_INSTRUCTIONS TO FOLLOW_. Among the records that follow, find each line holding the word "ifdef" and copy it.

Interface dataset entries
# # # #

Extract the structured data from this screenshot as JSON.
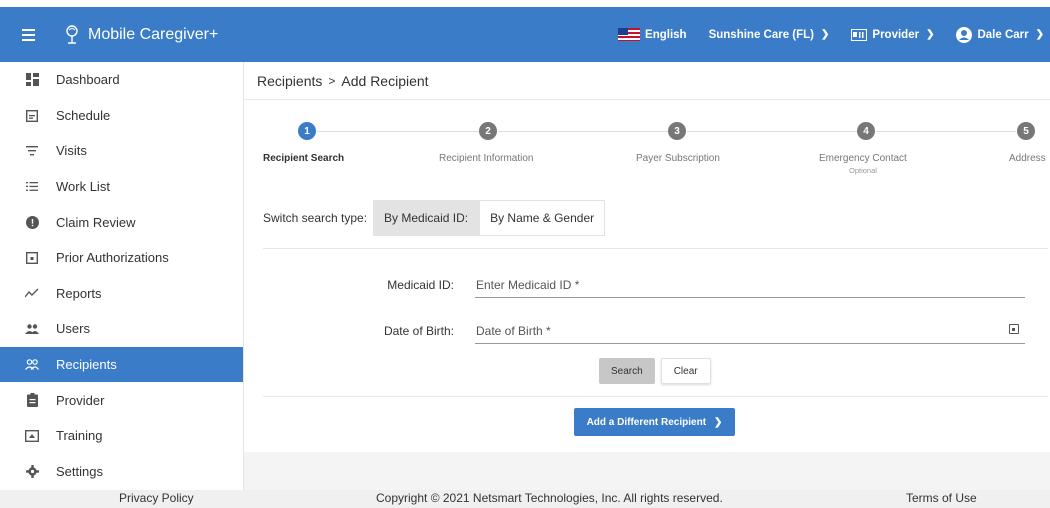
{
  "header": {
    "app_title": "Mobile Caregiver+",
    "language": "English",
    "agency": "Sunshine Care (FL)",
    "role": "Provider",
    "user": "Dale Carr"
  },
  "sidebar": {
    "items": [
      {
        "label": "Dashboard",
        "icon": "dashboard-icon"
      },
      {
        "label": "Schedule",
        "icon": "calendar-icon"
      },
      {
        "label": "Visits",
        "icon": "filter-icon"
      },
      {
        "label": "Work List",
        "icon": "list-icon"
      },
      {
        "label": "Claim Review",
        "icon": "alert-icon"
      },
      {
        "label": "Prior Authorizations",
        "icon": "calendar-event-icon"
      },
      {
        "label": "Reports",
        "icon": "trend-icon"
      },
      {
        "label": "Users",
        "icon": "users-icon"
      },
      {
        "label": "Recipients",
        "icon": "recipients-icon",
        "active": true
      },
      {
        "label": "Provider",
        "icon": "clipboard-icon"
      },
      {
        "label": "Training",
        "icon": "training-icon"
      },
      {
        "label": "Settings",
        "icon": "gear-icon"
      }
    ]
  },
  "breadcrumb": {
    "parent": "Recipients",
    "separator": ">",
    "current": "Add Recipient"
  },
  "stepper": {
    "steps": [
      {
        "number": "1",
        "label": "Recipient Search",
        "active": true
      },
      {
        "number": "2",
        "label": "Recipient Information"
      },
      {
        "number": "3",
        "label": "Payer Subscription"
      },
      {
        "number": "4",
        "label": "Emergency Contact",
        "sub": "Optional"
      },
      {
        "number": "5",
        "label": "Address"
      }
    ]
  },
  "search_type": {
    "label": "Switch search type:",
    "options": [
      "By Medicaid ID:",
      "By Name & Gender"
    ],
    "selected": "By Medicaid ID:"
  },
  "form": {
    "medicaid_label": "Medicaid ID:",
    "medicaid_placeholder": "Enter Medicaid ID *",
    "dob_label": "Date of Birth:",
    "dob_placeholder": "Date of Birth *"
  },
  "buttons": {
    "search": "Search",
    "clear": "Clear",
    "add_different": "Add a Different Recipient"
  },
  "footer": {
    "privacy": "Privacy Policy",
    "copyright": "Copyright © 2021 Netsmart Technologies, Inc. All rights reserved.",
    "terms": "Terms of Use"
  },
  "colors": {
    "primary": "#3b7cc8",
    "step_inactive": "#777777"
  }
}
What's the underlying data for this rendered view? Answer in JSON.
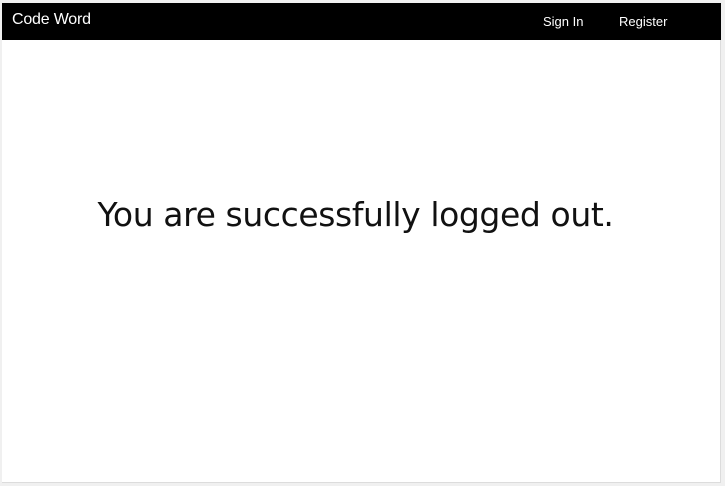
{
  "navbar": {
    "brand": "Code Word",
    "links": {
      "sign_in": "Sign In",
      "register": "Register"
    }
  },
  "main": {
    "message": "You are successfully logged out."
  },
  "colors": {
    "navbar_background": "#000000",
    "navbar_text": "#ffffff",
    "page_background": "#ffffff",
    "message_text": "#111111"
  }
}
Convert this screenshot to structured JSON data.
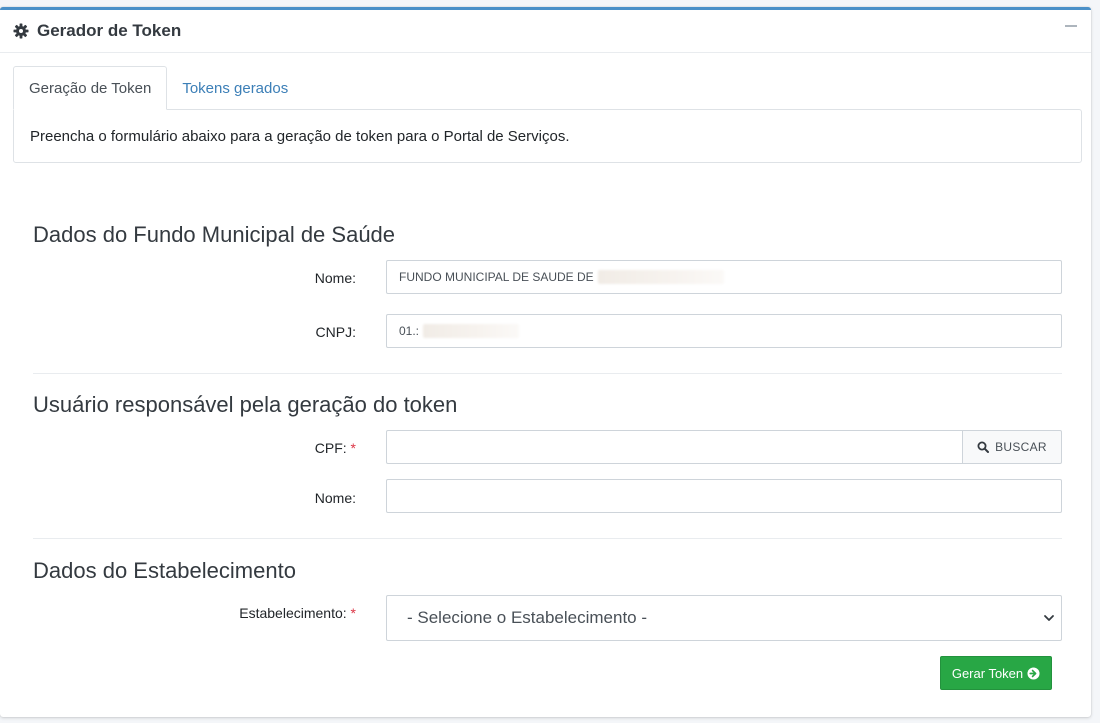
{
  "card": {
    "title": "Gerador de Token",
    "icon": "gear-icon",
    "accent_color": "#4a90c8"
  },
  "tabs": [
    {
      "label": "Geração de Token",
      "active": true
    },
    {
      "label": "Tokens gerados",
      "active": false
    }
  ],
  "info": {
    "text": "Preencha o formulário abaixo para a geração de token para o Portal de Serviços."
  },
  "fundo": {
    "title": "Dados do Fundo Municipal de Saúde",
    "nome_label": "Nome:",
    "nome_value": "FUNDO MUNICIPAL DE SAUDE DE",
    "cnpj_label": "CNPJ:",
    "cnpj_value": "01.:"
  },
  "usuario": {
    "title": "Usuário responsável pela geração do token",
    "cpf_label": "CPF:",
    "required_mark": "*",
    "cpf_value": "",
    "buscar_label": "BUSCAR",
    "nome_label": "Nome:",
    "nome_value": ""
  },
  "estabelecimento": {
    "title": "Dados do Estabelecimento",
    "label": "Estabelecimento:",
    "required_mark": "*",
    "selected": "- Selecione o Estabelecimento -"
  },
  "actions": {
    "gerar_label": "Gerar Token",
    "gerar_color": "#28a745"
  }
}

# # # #

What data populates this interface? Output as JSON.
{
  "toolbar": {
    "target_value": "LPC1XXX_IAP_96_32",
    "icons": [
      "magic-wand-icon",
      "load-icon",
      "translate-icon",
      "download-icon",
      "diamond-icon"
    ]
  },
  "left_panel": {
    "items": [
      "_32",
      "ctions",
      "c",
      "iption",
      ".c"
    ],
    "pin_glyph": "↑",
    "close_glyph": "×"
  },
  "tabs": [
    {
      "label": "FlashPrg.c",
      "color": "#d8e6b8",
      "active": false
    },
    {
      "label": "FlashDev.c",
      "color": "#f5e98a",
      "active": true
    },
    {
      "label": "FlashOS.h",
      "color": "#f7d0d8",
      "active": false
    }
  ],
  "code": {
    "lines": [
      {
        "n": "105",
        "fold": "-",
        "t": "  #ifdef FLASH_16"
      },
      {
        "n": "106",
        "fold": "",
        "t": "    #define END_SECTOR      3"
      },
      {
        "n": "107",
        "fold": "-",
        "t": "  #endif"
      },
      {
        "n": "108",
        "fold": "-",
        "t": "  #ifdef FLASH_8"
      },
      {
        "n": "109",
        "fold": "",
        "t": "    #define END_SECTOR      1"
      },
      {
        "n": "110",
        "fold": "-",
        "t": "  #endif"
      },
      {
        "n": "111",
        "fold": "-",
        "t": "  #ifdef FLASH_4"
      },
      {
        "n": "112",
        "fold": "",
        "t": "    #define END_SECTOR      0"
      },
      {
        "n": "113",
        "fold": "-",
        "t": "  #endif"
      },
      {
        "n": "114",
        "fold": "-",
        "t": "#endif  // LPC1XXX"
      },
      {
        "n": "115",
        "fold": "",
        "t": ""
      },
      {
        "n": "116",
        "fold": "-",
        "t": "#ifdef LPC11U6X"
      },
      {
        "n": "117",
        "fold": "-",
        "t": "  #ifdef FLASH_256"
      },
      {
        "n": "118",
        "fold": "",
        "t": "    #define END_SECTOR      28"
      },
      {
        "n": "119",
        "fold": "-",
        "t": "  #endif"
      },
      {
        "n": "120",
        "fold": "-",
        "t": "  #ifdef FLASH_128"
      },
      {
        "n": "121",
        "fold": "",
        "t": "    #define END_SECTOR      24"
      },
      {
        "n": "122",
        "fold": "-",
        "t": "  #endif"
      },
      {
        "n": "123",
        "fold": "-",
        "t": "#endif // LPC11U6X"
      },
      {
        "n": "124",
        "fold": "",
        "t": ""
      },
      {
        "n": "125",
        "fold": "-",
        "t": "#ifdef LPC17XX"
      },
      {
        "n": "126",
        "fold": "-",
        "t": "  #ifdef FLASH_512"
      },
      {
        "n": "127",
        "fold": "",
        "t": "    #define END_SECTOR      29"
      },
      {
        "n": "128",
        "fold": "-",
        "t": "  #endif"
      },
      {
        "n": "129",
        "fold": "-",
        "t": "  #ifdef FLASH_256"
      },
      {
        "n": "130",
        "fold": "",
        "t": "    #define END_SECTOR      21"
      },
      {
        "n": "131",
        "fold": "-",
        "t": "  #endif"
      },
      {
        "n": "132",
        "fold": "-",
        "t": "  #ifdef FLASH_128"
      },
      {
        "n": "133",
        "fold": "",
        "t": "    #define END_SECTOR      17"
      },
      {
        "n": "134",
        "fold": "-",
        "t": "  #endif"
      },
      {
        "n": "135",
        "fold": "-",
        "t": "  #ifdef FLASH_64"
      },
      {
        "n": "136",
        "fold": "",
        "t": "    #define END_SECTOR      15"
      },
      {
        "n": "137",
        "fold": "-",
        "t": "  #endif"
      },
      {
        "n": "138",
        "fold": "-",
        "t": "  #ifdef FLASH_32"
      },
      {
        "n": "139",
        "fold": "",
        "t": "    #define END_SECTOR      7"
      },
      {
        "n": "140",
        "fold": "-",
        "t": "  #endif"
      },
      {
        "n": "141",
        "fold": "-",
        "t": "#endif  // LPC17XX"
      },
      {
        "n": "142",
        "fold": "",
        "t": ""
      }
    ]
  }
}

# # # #

_COMPLETED TASK_.
        "t": "  #ifdef FLASH_16"
        "t": "  #ifdef FLASH_8"
        "t": "  #ifdef FLASH_4"
        "t": "#ifdef LPC11U6X"
        "t": "  #ifdef FLASH_256"
        "t": "  #ifdef FLASH_128"
        "t": "#ifdef LPC17XX"
        "t": "  #ifdef FLASH_512"
        "t": "  #ifdef FLASH_256"
        "t": "  #ifdef FLASH_128"
        "t": "  #ifdef FLASH_64"
        "t": "  #ifdef FLASH_32"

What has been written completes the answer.